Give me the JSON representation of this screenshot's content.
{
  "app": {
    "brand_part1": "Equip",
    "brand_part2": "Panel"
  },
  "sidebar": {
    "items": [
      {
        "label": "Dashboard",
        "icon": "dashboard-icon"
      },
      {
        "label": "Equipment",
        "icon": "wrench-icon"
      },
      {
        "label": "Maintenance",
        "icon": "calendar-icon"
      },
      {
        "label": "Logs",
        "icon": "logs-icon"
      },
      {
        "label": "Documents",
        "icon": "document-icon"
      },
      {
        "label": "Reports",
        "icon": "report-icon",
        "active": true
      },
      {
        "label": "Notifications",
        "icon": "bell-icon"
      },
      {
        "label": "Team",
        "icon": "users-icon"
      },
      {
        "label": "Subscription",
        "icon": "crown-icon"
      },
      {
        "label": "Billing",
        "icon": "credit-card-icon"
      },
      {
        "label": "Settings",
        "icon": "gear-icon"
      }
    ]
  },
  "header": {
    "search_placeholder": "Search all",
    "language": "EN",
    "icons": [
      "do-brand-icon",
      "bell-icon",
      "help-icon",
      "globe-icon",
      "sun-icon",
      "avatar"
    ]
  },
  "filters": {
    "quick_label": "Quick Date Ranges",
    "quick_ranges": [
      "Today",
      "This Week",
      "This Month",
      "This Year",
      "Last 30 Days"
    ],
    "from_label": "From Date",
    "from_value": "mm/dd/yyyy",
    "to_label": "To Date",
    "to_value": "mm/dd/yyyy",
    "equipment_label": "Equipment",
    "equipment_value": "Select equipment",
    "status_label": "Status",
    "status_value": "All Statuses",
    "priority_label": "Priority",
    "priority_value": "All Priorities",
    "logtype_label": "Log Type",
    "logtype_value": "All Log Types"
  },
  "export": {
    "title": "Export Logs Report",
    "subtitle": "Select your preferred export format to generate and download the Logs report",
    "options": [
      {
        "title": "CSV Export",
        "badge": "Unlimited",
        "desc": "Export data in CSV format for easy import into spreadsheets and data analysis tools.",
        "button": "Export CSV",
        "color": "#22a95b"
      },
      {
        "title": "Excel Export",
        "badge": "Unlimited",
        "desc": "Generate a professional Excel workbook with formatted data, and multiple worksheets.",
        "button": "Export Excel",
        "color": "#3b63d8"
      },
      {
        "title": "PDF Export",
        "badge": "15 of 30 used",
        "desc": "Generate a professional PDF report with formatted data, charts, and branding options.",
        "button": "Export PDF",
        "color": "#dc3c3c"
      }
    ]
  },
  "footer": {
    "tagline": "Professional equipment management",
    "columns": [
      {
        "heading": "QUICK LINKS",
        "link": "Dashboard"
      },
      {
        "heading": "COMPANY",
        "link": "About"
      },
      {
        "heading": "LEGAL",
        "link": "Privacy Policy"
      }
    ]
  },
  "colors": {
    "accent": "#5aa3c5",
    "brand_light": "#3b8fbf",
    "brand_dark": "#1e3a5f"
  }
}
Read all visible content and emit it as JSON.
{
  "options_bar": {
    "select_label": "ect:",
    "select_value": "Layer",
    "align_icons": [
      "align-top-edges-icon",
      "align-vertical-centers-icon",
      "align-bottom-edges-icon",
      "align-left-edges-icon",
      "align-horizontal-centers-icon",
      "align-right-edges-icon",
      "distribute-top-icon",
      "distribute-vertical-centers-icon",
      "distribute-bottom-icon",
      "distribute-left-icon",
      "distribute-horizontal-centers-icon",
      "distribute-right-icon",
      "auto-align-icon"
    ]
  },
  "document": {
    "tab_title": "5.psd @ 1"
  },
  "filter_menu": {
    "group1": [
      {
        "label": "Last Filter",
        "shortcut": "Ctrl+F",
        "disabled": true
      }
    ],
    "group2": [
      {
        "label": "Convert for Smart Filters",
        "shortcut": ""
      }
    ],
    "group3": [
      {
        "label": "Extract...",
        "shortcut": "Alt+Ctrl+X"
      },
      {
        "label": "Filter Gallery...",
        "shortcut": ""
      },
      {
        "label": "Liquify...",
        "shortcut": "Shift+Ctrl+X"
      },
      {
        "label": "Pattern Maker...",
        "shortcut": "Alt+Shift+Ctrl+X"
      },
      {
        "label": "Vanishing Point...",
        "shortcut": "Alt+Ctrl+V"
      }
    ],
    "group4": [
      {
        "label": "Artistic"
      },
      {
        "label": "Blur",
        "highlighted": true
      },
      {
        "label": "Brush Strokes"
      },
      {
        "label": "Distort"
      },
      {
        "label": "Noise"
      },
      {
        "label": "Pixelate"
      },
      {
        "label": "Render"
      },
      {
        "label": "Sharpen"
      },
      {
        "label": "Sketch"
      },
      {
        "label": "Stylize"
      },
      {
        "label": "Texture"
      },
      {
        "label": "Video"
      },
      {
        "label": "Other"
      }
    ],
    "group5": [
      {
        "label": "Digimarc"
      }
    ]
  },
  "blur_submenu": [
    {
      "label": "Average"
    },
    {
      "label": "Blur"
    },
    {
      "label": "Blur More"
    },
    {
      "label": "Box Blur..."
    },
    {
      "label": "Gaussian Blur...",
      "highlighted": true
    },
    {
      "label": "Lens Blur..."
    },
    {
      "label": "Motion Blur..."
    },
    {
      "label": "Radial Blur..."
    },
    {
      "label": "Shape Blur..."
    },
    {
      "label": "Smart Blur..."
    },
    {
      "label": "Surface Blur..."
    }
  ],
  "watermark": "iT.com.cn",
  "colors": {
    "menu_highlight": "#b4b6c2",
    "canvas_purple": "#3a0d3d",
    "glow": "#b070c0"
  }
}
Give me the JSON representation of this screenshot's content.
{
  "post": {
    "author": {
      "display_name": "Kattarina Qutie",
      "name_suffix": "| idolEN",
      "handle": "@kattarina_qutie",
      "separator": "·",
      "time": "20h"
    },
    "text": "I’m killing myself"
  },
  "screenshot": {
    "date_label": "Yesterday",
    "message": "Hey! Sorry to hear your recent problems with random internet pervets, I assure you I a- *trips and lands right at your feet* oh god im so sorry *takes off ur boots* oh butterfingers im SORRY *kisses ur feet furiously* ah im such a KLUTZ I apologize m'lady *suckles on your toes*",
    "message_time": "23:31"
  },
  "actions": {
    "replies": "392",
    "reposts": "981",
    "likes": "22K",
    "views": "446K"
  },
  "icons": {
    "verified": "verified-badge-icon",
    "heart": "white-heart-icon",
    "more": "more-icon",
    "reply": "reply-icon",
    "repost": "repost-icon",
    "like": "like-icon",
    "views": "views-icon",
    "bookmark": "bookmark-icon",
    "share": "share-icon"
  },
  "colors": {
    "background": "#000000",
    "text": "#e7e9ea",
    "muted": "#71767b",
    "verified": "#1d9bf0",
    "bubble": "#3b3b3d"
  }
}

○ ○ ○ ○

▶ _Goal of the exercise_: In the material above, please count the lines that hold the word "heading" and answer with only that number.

▶ _Task result_: 3